## What is expected
Please count how many lines in the entries below contain "видео" and reply with the figure alone.
----
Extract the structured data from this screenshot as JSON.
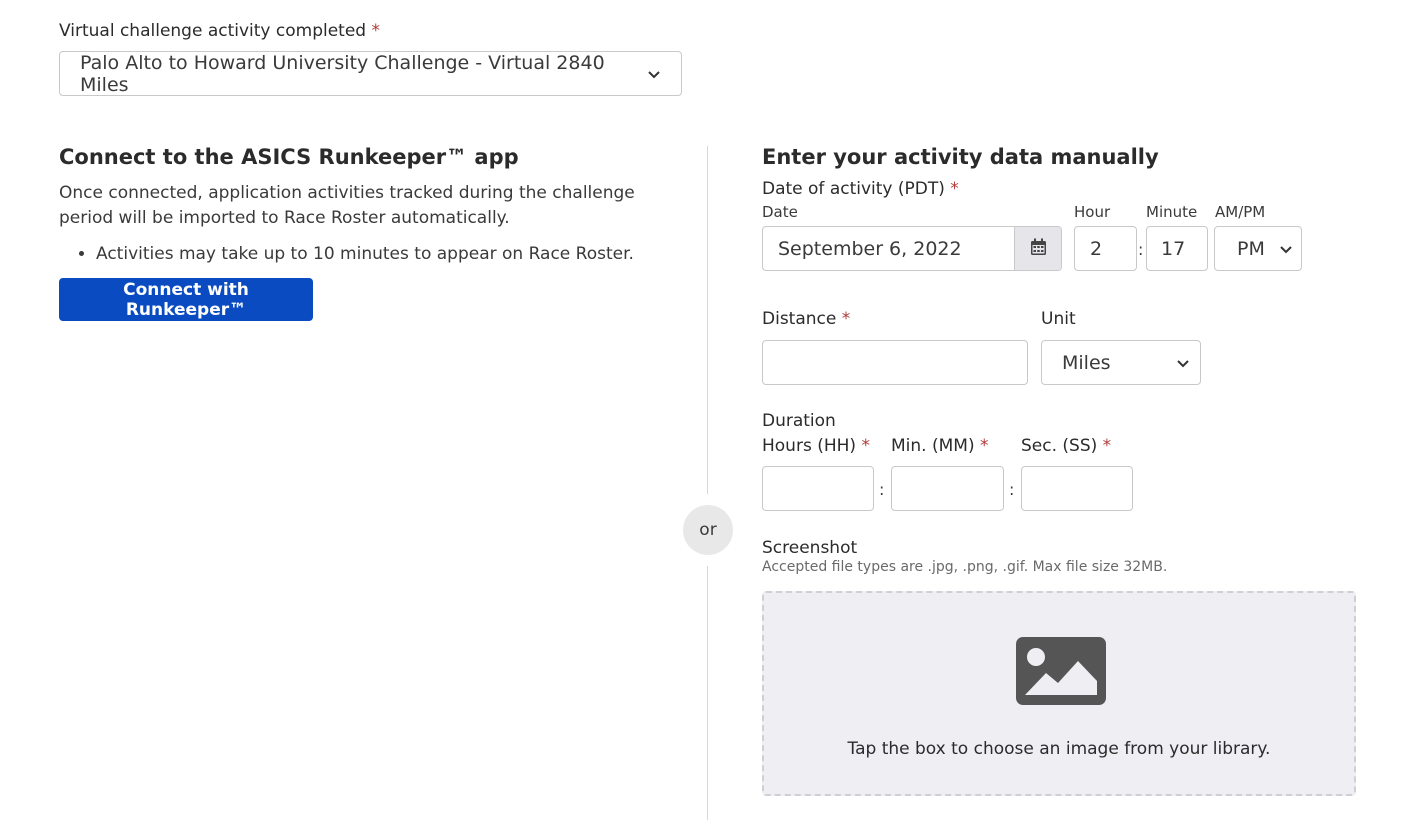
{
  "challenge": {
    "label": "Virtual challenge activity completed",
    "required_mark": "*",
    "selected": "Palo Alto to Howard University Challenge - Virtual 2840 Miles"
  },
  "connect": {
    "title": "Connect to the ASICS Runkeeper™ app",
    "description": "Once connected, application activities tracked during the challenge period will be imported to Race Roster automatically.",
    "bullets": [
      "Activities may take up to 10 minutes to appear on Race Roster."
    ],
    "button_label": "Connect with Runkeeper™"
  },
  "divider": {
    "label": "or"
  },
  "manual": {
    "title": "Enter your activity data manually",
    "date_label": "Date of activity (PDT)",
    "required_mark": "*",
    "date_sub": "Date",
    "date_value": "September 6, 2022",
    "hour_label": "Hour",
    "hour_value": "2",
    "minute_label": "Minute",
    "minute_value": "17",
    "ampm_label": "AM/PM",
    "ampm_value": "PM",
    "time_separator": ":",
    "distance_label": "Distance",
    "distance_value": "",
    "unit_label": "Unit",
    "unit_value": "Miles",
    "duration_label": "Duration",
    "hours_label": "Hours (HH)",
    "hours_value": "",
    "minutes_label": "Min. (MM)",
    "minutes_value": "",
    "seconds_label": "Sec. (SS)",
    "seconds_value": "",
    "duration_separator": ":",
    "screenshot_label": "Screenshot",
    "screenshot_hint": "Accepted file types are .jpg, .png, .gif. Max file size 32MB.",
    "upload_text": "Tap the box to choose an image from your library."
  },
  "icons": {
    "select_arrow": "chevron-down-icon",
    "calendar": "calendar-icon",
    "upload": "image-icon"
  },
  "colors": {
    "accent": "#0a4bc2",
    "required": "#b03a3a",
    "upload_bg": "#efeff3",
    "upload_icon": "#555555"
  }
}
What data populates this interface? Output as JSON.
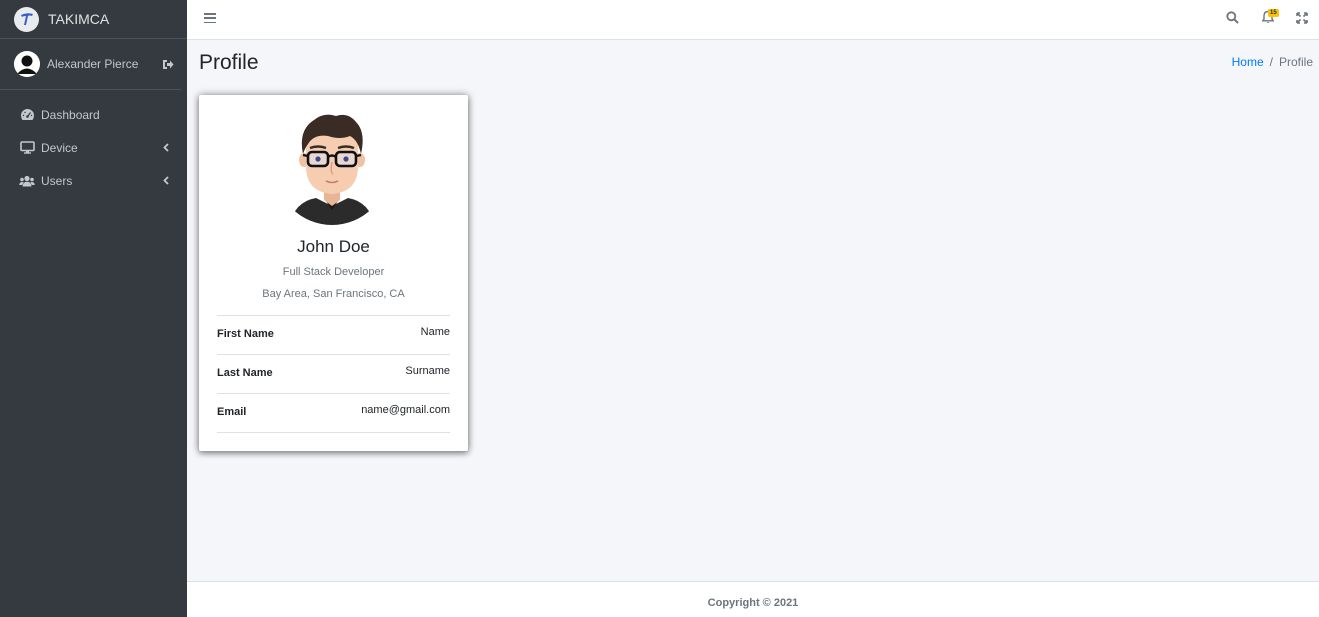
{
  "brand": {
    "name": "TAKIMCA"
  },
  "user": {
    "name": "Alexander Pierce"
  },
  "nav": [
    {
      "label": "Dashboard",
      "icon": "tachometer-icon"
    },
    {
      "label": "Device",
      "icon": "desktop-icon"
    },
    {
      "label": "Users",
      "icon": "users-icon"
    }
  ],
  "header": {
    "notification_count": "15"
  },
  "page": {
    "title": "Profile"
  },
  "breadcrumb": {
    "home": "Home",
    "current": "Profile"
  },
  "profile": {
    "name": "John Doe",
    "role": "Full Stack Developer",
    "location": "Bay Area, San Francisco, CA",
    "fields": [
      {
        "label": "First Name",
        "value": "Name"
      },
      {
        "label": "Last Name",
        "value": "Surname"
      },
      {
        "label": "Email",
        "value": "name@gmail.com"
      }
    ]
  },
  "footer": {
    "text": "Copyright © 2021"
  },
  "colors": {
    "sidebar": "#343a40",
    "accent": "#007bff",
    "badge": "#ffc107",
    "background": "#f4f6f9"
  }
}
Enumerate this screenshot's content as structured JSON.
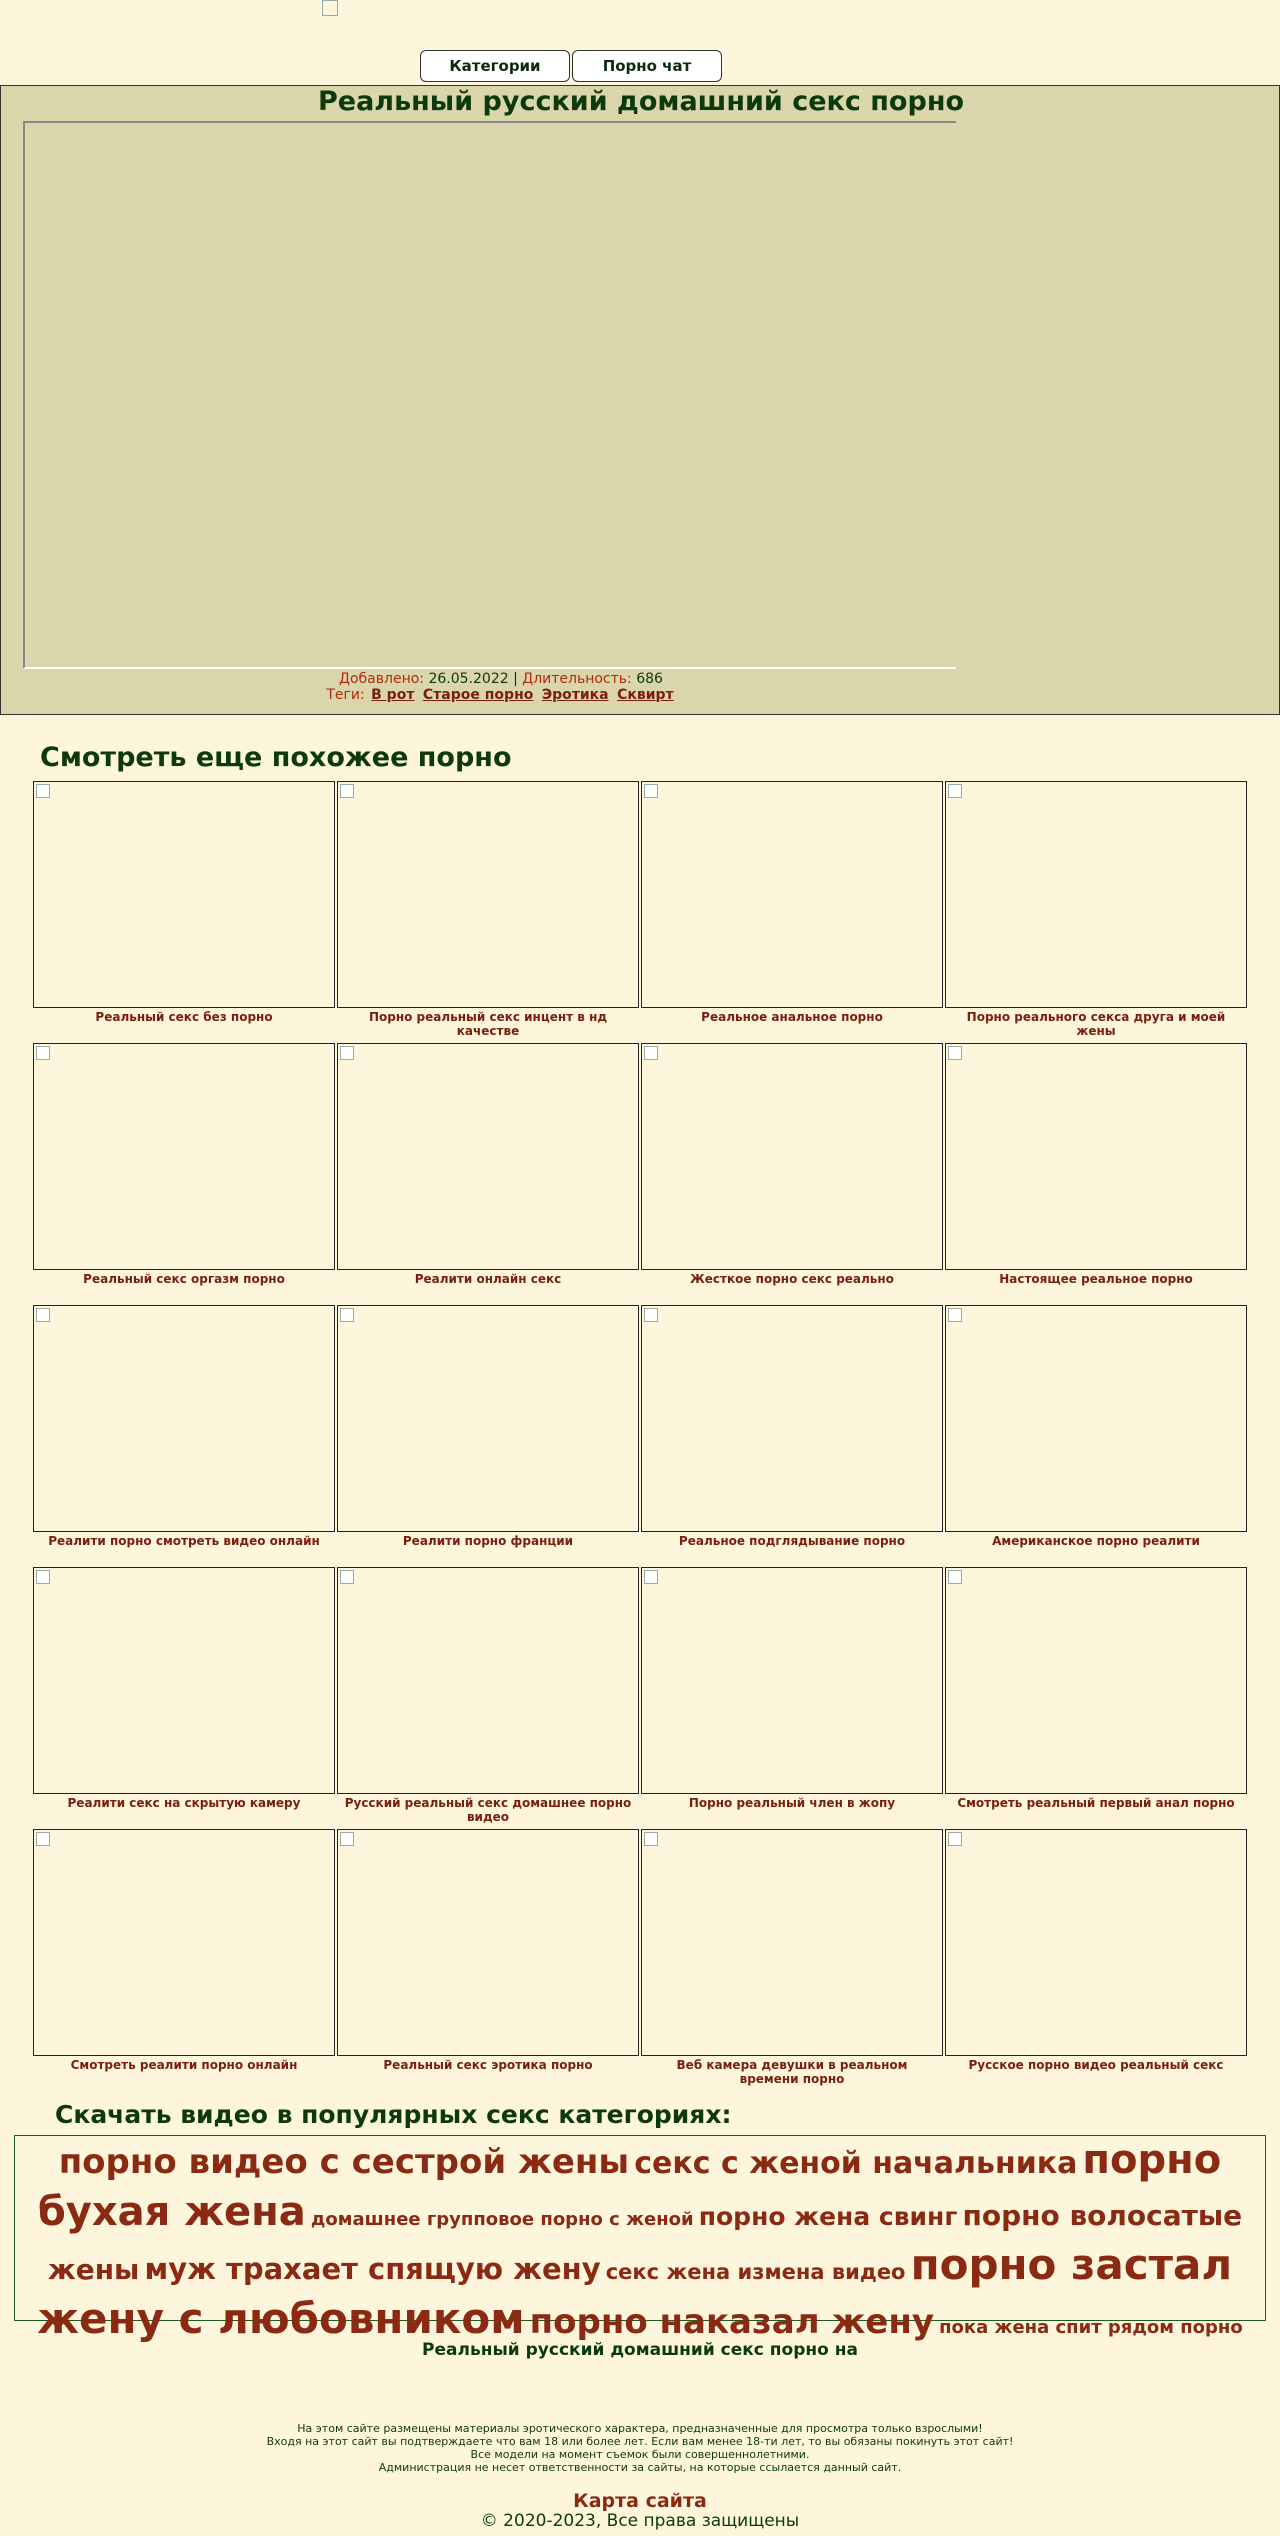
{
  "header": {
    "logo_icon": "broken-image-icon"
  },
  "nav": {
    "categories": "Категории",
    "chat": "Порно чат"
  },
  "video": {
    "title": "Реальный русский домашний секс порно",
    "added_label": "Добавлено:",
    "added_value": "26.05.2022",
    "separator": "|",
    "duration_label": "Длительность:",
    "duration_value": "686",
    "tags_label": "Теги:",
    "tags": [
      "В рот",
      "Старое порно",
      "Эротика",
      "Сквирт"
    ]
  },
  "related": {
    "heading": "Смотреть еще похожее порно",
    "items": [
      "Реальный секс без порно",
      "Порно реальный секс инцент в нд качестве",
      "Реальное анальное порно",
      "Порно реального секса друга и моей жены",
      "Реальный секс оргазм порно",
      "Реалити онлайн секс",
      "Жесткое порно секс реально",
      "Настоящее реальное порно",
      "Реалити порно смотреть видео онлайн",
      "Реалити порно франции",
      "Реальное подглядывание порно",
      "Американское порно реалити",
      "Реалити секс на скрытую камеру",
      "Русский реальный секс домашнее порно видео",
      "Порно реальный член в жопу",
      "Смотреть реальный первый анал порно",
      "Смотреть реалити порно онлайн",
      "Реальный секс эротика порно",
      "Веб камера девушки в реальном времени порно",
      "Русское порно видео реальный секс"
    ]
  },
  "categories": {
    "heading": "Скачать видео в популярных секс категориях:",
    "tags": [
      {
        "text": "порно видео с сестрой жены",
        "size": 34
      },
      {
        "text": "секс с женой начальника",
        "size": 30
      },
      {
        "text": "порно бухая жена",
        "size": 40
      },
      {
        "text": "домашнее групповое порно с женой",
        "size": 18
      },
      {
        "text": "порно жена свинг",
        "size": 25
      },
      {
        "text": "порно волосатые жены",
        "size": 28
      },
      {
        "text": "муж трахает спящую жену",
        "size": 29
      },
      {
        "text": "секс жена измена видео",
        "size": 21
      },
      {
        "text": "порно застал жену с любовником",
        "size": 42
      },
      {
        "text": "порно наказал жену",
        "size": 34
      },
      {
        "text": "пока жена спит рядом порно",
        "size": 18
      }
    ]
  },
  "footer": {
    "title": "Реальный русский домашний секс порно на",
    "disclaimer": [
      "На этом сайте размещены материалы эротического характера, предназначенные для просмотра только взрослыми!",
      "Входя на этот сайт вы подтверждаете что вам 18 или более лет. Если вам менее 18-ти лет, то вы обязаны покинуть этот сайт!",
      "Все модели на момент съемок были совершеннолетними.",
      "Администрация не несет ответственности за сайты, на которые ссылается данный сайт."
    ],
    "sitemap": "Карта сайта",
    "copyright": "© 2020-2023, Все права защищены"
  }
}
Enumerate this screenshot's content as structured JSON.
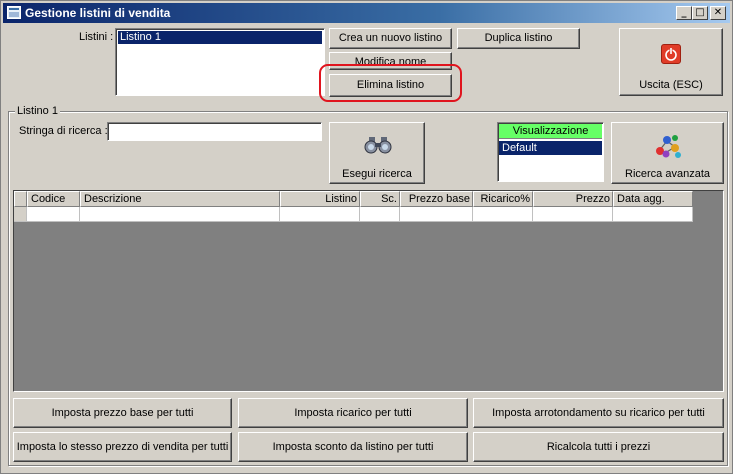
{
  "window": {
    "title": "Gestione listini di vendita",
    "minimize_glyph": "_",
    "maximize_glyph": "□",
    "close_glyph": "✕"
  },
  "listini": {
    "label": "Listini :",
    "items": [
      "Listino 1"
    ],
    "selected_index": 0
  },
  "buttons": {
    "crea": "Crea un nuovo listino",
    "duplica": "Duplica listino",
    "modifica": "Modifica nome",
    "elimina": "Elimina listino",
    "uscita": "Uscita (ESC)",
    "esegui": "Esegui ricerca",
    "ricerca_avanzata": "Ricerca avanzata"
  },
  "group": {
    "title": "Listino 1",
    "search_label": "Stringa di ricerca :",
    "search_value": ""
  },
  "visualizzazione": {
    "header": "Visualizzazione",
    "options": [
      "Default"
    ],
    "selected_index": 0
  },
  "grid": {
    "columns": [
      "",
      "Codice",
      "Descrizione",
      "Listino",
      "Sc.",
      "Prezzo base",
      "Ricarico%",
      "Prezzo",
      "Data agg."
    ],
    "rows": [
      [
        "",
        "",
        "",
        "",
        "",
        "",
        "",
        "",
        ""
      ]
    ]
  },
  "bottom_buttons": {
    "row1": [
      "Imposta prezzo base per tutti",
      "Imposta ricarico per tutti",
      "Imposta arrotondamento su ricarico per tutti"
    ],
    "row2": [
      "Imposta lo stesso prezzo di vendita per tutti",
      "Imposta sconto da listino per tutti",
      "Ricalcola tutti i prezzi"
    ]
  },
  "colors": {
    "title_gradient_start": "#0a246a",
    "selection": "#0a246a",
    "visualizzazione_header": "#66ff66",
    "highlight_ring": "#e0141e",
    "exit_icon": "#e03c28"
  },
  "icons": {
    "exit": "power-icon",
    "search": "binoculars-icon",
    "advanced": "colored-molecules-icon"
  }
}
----
## Output of the exercise
6